unsafePerformIO :: IO a -> a
(.) :: (b -> c) -> (a -> b) -> (a -> c)
So, the problem is simply that getLine is not a function.

Re: Last year's exam available

Verfasst: 23. Aug 2012 13:10
sqrtsben hat geschrieben:
FeG hat geschrieben:
For call-by-name, I agree with you. For call-by-need, the question is whether (+1 1) is an "argument" or not. If it is, (+ 1 1) would have to be calculated just once. From there one, we need to run f(2) twice as we only cache arguments, not function values for certain arguments. Finally, the outer addition leads to 4 additions.
I don't get this, what do you mean by "is (+ 1 1) an 'argument'"? ... It's an argument to f (in both calls), so it gets only evaluated once in each f call (= 2 times overall). Then each f does an addition (= 2), finall the results are added (= 1), in sum: 5. The only thing, along with your first comment, would be, whether "(f (+ 1 1))" is seen as an argument to + and thus only one f is called... but again, I though built-in functions were left out in this consideration.
I was thinking about that yesterday as well. Call-by-need (according to the slides) means that an argument to a single function call is evaluated at most once. Thus, I agree with you - ( + 1 1 ) is evaluated once for the first call to f and once more for the second call, as they are separate calls. In total, that means 5 calls.

The question remains, whether or not built-in functions are considered or not. Andreas, can you shed some light on that?
OK, in all our implementations so far, + and - where built-in primitives rather than identifiers returning a closure of a (binary!) function upon evaluation. So, there's no function closure to attach a memoization "cache" (for lack of a better word) to. There is, however, in a lazy interpreter an expression closure for (+ 1 1), which can contain a (single-value) cache.

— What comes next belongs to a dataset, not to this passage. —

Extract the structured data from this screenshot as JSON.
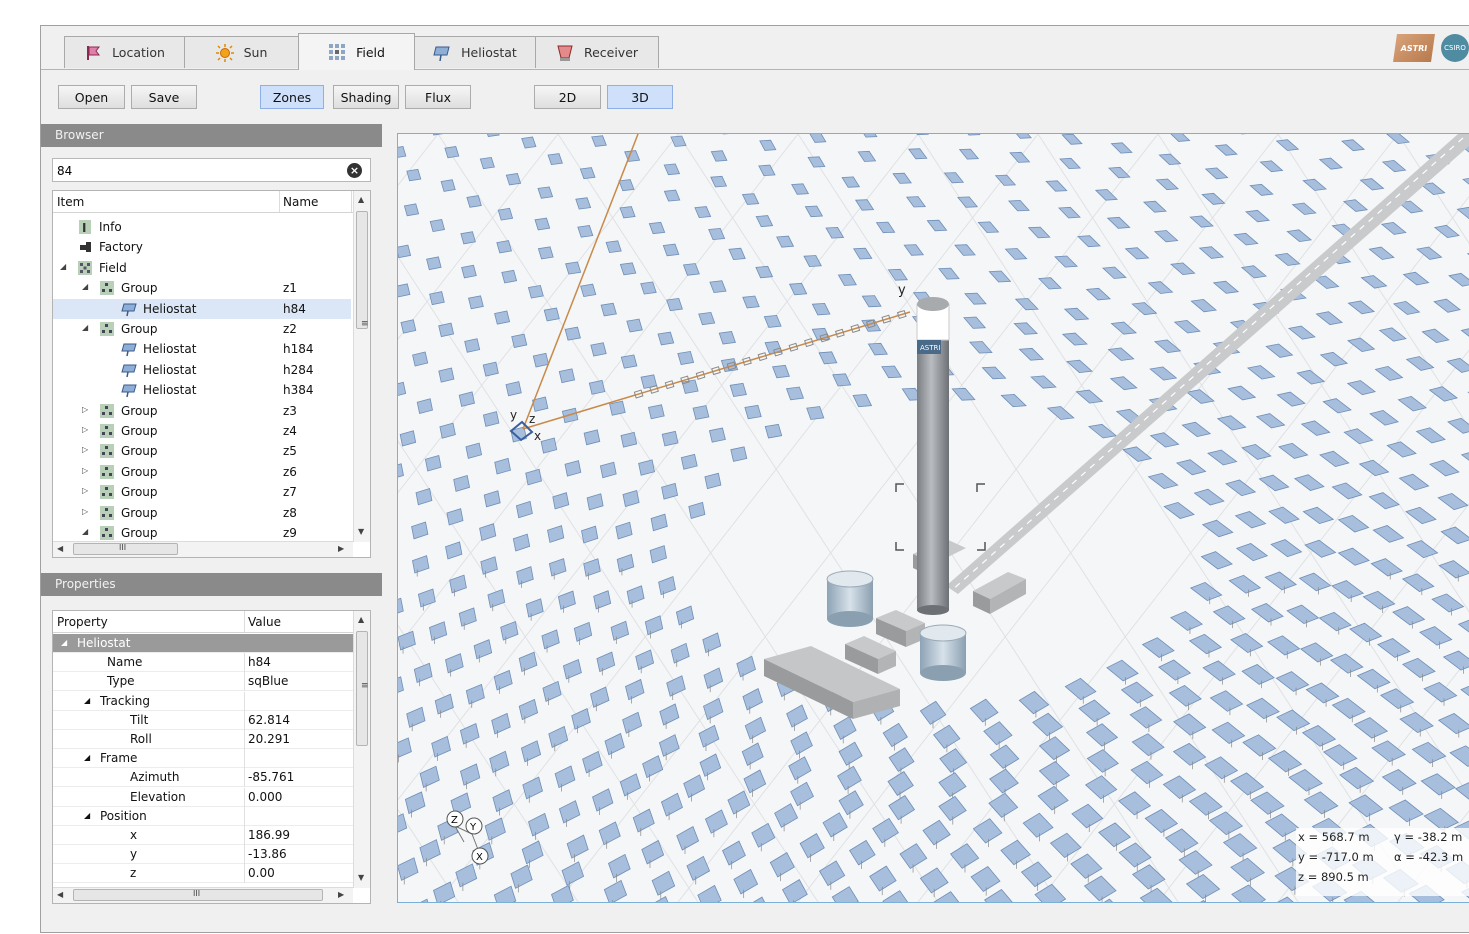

That being said, different expressions evaluate to different expression closures, which do not share their caches. This, the correct answers for task 4.1 are as follows:
• Interpreter mit call-by-name: 7
• Interpreter mit call-by-need: 5 (within f, the two summands x share the same cache/point to the same expression closure)
• Interpreter mit call-by-name: 4 (the value of (f 2) is cached)